**Assigned task**
Restate the records underneath, keeping each one exactly the same.
=== Extracted entries ===
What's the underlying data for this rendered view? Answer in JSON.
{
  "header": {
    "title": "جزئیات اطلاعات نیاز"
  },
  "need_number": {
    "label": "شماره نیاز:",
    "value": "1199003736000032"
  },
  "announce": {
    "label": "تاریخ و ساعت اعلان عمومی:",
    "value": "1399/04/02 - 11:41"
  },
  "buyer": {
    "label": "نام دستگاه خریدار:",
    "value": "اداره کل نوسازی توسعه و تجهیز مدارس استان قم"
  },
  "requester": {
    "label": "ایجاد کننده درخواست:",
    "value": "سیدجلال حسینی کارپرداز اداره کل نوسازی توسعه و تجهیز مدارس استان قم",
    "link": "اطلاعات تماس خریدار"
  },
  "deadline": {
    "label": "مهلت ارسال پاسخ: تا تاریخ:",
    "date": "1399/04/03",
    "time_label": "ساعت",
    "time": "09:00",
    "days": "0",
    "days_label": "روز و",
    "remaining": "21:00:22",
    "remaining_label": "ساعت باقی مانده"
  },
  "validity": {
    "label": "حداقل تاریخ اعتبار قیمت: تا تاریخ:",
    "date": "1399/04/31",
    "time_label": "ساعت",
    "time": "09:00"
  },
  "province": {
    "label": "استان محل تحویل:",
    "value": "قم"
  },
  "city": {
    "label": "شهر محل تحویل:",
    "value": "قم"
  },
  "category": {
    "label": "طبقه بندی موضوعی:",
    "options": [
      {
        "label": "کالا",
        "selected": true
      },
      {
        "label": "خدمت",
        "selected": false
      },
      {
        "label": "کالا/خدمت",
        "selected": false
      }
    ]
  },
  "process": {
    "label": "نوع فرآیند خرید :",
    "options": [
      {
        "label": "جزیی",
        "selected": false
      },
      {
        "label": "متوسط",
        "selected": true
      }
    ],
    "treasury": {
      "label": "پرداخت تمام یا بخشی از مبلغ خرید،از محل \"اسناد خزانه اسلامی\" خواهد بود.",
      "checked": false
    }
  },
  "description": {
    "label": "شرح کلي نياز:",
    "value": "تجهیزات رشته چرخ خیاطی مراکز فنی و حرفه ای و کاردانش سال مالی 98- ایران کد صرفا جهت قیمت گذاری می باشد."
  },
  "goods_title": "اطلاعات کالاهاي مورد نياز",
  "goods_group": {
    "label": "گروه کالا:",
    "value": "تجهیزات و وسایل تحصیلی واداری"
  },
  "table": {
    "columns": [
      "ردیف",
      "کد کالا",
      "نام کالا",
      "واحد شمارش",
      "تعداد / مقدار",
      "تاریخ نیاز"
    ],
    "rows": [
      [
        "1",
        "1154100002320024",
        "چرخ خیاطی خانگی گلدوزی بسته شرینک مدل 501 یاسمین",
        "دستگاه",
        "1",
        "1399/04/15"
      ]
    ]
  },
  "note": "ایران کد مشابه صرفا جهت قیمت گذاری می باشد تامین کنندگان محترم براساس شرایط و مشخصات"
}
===
**Completed task**
What's the underlying data for this rendered view? Answer in JSON.
{
  "header": {
    "title": "جزئیات اطلاعات نیاز"
  },
  "need_number": {
    "label": "شماره نیاز:",
    "value": "1199003736000032"
  },
  "announce": {
    "label": "تاریخ و ساعت اعلان عمومی:",
    "value": "1399/04/02 - 11:41"
  },
  "buyer": {
    "label": "نام دستگاه خریدار:",
    "value": "اداره کل نوسازی توسعه و تجهیز مدارس استان قم"
  },
  "requester": {
    "label": "ایجاد کننده درخواست:",
    "value": "سیدجلال حسینی کارپرداز اداره کل نوسازی توسعه و تجهیز مدارس استان قم",
    "link": "اطلاعات تماس خریدار"
  },
  "deadline": {
    "label": "مهلت ارسال پاسخ: تا تاریخ:",
    "date": "1399/04/03",
    "time_label": "ساعت",
    "time": "09:00",
    "days": "0",
    "days_label": "روز و",
    "remaining": "21:00:22",
    "remaining_label": "ساعت باقی مانده"
  },
  "validity": {
    "label": "حداقل تاریخ اعتبار قیمت: تا تاریخ:",
    "date": "1399/04/31",
    "time_label": "ساعت",
    "time": "09:00"
  },
  "province": {
    "label": "استان محل تحویل:",
    "value": "قم"
  },
  "city": {
    "label": "شهر محل تحویل:",
    "value": "قم"
  },
  "category": {
    "label": "طبقه بندی موضوعی:",
    "options": [
      {
        "label": "کالا",
        "selected": true
      },
      {
        "label": "خدمت",
        "selected": false
      },
      {
        "label": "کالا/خدمت",
        "selected": false
      }
    ]
  },
  "process": {
    "label": "نوع فرآیند خرید :",
    "options": [
      {
        "label": "جزیی",
        "selected": false
      },
      {
        "label": "متوسط",
        "selected": true
      }
    ],
    "treasury": {
      "label": "پرداخت تمام یا بخشی از مبلغ خرید،از محل \"اسناد خزانه اسلامی\" خواهد بود.",
      "checked": false
    }
  },
  "description": {
    "label": "شرح کلي نياز:",
    "value": "تجهیزات رشته چرخ خیاطی مراکز فنی و حرفه ای و کاردانش سال مالی 98- ایران کد صرفا جهت قیمت گذاری می باشد."
  },
  "goods_title": "اطلاعات کالاهاي مورد نياز",
  "goods_group": {
    "label": "گروه کالا:",
    "value": "تجهیزات و وسایل تحصیلی واداری"
  },
  "table": {
    "columns": [
      "ردیف",
      "کد کالا",
      "نام کالا",
      "واحد شمارش",
      "تعداد / مقدار",
      "تاریخ نیاز"
    ],
    "rows": [
      [
        "1",
        "1154100002320024",
        "چرخ خیاطی خانگی گلدوزی بسته شرینک مدل 501 یاسمین",
        "دستگاه",
        "1",
        "1399/04/15"
      ]
    ]
  },
  "note": "ایران کد مشابه صرفا جهت قیمت گذاری می باشد تامین کنندگان محترم براساس شرایط و مشخصات"
}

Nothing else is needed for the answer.